Midsommar poster image

Even before we got our first look at Midsommar, we were expecting something dark, terrifying, and just weird as hell from writer/director Ari Aster. From all accounts, Aster has not disappointed, as the new film is, based on reviews, everything fans of Hereditary have been hoping for, and potentially, dreading.

However, if the end result of Midsommar's production is weird as hell, it seems that this may because everything about making the movie was equally bizarre. Actor Vilhelm Blomgren recounts to EW the way he was informed about the movie, and the quite strange thing he was asked to do as part of his audition. According to Blomgren...

I was actually just finishing up a Swedish HBO series [Gösta], and the same casting agent was a part of Midsommar, so she called me. She was very specific about the self-tape, like, ‘Can you start by walking thirty meters’ — or something — ‘in the woods, and then you do the scene.’ I was like, ‘Okay. Yeah, sure.’ But that eventually got me the part. Maybe.

Taping yourself for auditions is a pretty standard practice. Sometimes actors will be given specific lines to read on tape.
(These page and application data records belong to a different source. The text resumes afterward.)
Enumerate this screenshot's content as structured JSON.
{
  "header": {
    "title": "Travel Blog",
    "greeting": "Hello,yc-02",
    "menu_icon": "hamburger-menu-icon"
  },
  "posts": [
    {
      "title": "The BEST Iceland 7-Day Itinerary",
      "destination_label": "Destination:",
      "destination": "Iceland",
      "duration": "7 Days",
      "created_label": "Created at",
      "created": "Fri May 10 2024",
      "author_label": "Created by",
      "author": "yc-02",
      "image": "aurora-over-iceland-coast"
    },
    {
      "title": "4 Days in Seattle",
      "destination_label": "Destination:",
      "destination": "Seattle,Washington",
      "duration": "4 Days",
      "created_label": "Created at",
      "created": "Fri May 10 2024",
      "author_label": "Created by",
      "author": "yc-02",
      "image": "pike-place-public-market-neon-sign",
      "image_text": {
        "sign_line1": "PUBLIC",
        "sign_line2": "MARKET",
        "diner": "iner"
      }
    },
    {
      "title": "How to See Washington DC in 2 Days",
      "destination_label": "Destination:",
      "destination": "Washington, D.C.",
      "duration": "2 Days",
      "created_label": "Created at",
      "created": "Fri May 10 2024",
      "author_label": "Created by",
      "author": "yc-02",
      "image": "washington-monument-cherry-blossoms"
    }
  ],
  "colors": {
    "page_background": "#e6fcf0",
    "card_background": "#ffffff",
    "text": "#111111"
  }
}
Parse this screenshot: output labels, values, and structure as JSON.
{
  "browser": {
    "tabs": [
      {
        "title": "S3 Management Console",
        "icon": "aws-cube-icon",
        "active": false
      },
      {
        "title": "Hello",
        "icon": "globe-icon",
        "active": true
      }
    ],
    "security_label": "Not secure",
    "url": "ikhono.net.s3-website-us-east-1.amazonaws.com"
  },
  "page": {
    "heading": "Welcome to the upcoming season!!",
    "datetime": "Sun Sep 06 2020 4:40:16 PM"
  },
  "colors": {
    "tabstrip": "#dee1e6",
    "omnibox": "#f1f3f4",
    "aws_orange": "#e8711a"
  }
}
Sometimes they have a bit more freedom to do whatever they want to try in order to show that they can handle the role, but either way, it's usually just an actor and a camera reading lines. However, for Midsommar, there were apparently specific instructions to actually walk in the woods before the scene, getting it all on tape.
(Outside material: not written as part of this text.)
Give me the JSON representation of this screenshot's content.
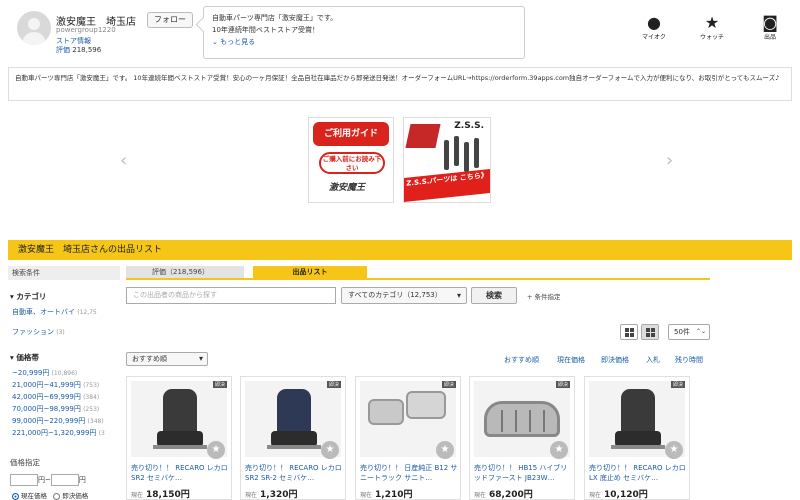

It seems Vilhelm Blomgren isn't even quite clear what the walking was supposed to accomplish in the audition, but he apparently did it, and credits that with helping him land the role.

Midsommar is set in Sweden and Vilhelm Blomgren plays the role of Pelle, a friend of Jack Reynor's male lead Christian, who invites his friends to come to Sweden with him and visit his home town, where a midsommar festival is taking place. The village is a bit more culty than most people were expecting, and what's supposed to be a vacation becomes a lot less fun.
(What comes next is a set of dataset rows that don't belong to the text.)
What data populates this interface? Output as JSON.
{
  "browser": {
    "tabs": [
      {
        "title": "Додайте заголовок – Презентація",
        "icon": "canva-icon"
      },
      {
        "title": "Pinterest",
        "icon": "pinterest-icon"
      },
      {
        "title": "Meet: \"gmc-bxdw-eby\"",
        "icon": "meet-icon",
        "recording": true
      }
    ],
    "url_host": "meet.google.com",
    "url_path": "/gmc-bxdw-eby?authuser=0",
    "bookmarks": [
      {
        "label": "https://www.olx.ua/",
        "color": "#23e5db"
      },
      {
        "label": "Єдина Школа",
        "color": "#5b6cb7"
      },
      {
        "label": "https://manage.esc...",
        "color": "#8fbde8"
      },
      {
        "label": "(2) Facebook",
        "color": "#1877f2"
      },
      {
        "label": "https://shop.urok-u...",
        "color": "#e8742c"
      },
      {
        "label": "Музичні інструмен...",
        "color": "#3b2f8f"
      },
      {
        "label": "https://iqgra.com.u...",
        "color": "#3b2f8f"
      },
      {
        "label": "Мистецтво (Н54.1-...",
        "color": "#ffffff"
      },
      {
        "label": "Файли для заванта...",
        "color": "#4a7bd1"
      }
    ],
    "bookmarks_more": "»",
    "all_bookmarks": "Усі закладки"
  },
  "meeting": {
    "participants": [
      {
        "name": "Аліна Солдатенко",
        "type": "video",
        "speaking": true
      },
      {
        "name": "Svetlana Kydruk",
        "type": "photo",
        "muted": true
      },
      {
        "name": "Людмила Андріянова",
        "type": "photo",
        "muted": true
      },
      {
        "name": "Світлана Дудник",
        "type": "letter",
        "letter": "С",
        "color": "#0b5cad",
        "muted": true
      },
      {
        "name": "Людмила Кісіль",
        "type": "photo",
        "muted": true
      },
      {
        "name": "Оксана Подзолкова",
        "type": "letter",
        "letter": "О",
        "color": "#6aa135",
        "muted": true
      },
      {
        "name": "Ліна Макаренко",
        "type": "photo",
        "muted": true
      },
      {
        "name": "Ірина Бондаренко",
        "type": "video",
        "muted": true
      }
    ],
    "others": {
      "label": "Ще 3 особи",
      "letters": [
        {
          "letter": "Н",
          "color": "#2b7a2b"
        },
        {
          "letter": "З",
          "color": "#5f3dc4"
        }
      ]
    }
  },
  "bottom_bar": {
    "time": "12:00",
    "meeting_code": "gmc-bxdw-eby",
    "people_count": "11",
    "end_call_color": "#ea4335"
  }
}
Hereditary was a movie that received a lot of praise, but it wasn't a movie for everybody. Even beyond the fact that horror movies in general have a particular status in cinema, many normal moviegoers would say they don't like horror, Hereditary wasn't simply a movie that could make you jump, it did it while also making you feel uncomfortable from start to finish.

From all accounts Midsommar is more of the same, and possibly takes it all to another level. Based on the description of the movie from the MPAA, the movie is going to be a visceral experience. It's also almost two and a half hours long, so not only is the movie full of awful, it's going to give it to you for a long time.

Dirk Libbey
Content Producer/Theme Park Beat

CinemaBlend’s resident theme park junkie and amateur Disney historian, Dirk began writing for CinemaBlend as a freelancer in 2015 before joining the site full-time in 2018. He has previously held positions as a Staff Writer and Games Editor, but has more recently transformed his true passion into his job as the head of the site's Theme Park section. He has previously done freelance work for various gaming and technology sites. Prior to starting his second career as a writer he worked for 12 years in sales for various companies within the consumer electronics industry. He has a degree in political science from the University of California, Davis.  Is an armchair Imagineer, Epcot Stan, Future Club 33 Member.